    guessing it is abreviation for Hertfordshire.
    Prior he was in 14th station hospital Bolougne-sur-Mer, so possible transfer to agricultural on recovery.

    By Chris Tomlinson (12/03/2021)
  • Hi, Chris,
    Yes, there were soldiers working on Hertfordshire farms in 1917.
    The County War Agricultural Committee Minutes (AEC1) have a note in June 1917 that 500 soldiers were currently employed in the county. The furlough (there’s a familiar word) for all except the Class A soldiers had been extended until mid-July.

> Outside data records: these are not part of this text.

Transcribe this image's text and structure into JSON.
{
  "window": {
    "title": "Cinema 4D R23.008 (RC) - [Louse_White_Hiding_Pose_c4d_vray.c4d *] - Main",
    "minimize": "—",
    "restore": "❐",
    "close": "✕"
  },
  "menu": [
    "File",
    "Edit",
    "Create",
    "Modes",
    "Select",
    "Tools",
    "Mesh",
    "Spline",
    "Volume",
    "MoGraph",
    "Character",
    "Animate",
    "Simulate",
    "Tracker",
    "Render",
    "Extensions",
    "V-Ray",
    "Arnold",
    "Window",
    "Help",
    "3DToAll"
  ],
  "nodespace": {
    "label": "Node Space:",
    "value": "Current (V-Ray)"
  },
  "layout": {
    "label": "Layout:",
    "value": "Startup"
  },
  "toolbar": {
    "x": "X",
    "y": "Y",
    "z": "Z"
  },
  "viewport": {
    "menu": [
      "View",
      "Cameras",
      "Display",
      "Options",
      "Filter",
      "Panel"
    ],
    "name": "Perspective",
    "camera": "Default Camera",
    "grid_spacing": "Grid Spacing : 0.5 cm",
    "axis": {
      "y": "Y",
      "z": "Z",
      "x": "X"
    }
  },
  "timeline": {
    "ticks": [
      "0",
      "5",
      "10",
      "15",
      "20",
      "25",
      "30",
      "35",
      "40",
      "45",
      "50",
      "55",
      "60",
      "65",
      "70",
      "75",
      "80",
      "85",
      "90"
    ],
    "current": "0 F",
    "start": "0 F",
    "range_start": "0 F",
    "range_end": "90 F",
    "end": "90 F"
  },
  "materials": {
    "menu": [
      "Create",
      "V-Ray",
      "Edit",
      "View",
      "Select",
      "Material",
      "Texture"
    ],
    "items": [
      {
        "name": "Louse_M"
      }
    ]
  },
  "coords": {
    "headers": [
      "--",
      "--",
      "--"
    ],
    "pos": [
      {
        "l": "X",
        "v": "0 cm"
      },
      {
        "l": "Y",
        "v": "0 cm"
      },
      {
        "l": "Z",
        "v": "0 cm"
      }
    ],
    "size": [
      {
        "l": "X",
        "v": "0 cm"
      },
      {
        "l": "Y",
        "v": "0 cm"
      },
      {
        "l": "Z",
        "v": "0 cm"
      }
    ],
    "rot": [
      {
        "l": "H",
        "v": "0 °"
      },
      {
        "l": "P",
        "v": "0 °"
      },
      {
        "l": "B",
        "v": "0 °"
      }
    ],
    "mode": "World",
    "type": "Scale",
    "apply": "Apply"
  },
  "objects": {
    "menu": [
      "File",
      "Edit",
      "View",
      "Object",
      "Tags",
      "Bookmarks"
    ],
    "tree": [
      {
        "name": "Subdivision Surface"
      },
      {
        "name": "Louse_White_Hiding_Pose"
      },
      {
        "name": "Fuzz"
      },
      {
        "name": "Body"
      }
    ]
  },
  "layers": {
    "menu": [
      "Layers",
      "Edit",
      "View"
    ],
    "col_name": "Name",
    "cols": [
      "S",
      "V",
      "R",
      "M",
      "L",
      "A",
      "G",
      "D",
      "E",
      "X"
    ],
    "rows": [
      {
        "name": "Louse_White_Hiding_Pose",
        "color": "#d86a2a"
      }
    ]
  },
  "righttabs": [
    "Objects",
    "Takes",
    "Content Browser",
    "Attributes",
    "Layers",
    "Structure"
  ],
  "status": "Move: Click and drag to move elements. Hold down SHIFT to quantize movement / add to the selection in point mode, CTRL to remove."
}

    By Julie Moore (12/03/2021)
  • Did the military occupy or have soldiers working in agriculture around 1917 in Hertfordshire?

    By Chris Tomlinson (11/03/2021)